The Higher Education Opportunity Act (“HEOA”), signed into law on August 14, 2008, regulates private education loans and the relationships between postsecondary education institutions and private education lenders. The Board of Governors of the Federal Reserve (the “Fed”) recently issued a Final Rule amending Regulation Z, which implements the disclosure requirements of HEOA and imposes a number of substantive restrictions on lenders. Compliance with these requirements becomes mandatory on February 14, 2010.

The Final Rule also sets forth a fairly regimented process for the application, approval and disbursement of private student loans. In connection with loan applications or solicitations, lenders must provide general information about loan rates, fees and terms, including an example of the total cost of the loan based on the highest interest rate permitted under the loan. The initial disclosures must also inform the student of the possibility of obtaining federal student aid.

Once the application has been submitted and the loan approved, the lender must provide a second set of disclosures, this time based on the specific terms of that consumer’s loan. Once the consumer has received the approval and disclosures, he or she will have 30 days during which to decide whether to accept the loan offer. Other than changes to the variable interest rate brought about by changes in the index to which it is tied, the lender may not change the terms of the loan during this period.

After the borrower accepts the loan and delivers to the lender a student self-certification, the lender must send out yet another set of disclosures, which should reflect the terms and conditions of the prior set of disclosures. After the loan has been accepted and all disclosures and certifications have been delivered, the student has another three business days during which he or she may terminate the loan transaction. Only after this three day period has expired may the lender finally disburse funds.

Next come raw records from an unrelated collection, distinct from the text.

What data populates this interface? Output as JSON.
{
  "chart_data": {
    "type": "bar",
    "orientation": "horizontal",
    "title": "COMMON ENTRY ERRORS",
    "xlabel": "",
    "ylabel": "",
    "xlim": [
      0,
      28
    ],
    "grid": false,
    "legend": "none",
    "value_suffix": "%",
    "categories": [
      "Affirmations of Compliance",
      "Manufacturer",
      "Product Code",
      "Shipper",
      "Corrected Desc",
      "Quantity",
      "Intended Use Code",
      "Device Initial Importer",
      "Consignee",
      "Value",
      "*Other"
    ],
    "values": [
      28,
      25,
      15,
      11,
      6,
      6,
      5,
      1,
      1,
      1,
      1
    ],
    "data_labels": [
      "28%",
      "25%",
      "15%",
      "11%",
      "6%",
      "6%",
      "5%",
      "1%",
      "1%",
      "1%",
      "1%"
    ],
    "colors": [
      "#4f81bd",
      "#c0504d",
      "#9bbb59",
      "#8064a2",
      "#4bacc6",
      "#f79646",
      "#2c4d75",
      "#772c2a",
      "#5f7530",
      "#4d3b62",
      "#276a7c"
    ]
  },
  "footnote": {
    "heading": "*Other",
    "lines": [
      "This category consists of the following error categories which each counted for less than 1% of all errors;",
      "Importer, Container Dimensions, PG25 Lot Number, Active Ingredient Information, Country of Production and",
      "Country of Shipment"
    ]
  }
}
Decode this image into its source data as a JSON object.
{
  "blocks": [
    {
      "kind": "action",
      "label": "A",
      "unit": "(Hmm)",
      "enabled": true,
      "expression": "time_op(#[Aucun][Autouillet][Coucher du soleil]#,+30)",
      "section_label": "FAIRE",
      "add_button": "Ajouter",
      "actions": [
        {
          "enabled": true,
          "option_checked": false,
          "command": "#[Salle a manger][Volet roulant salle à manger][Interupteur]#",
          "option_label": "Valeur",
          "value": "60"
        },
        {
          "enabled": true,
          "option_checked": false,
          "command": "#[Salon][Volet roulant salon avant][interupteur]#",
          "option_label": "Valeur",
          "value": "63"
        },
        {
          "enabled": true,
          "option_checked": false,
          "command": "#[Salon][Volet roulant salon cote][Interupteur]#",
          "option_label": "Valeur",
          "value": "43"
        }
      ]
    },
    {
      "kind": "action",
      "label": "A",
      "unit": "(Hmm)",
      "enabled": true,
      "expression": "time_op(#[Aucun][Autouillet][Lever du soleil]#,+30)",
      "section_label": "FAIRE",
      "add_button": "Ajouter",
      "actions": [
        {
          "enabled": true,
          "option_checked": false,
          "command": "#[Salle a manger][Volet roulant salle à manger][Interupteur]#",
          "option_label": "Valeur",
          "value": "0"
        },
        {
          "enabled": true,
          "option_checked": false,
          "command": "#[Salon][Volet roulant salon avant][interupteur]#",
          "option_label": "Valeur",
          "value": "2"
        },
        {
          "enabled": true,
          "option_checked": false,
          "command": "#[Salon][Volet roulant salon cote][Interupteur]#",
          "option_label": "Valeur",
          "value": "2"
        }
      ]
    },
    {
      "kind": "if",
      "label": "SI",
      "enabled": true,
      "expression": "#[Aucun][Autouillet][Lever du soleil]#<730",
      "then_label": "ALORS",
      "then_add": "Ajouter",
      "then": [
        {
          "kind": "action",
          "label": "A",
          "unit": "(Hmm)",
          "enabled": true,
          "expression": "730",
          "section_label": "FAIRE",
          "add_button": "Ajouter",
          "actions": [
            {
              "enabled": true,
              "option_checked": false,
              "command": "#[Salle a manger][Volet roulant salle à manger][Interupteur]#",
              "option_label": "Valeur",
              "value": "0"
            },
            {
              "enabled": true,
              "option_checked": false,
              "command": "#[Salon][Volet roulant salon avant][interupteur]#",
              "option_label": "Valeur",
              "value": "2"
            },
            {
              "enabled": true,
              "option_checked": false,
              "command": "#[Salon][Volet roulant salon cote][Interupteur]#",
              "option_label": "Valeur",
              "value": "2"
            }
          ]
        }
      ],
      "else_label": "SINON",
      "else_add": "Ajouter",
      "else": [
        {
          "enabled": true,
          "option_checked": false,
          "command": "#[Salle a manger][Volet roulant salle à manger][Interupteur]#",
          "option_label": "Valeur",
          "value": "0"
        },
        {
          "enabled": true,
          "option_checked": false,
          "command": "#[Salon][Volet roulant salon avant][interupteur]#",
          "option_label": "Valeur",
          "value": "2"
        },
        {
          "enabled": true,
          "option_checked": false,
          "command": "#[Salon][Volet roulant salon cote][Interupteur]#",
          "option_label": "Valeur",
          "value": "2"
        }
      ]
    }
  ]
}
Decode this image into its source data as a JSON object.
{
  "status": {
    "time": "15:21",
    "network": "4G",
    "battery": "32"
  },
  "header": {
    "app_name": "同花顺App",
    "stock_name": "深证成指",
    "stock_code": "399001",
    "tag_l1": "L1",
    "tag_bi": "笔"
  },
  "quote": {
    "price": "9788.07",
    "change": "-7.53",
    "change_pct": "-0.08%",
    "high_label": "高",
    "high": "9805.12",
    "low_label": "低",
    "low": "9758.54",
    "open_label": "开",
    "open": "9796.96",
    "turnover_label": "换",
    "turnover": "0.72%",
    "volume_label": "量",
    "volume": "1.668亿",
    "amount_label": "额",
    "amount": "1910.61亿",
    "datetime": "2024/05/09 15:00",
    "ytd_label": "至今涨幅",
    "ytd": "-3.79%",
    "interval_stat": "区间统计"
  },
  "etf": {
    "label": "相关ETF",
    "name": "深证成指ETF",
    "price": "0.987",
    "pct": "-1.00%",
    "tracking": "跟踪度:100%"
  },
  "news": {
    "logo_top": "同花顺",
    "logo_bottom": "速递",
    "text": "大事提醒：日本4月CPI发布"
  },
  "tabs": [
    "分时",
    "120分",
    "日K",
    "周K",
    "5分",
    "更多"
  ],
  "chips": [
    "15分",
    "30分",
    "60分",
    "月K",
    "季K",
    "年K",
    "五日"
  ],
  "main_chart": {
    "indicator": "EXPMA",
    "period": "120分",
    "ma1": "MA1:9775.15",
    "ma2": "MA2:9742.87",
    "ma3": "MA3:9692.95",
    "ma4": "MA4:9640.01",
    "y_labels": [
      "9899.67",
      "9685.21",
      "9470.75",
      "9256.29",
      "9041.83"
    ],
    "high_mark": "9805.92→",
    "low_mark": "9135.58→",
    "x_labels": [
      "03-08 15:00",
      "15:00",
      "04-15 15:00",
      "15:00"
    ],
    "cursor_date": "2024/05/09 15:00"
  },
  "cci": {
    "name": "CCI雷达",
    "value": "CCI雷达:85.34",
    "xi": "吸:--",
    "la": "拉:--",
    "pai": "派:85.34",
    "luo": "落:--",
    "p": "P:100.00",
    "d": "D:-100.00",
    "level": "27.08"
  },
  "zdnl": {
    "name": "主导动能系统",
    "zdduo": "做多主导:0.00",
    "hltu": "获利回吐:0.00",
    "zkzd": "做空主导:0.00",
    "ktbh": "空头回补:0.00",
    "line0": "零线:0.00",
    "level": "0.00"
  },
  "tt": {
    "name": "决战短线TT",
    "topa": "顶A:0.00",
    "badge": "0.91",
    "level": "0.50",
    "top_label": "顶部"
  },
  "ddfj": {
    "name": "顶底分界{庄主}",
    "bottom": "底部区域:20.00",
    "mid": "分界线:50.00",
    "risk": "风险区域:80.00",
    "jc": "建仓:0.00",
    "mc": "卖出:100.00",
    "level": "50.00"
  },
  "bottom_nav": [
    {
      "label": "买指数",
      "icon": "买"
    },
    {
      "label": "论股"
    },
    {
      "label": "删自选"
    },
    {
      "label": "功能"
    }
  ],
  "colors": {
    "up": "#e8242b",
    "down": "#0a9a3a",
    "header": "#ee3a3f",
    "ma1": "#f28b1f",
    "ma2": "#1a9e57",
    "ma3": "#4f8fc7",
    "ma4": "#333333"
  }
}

Because the disclosure requirements for private education loans differ from those for other loans, lenders that offer private education loans will have to implement specific procedures to ensure compliance.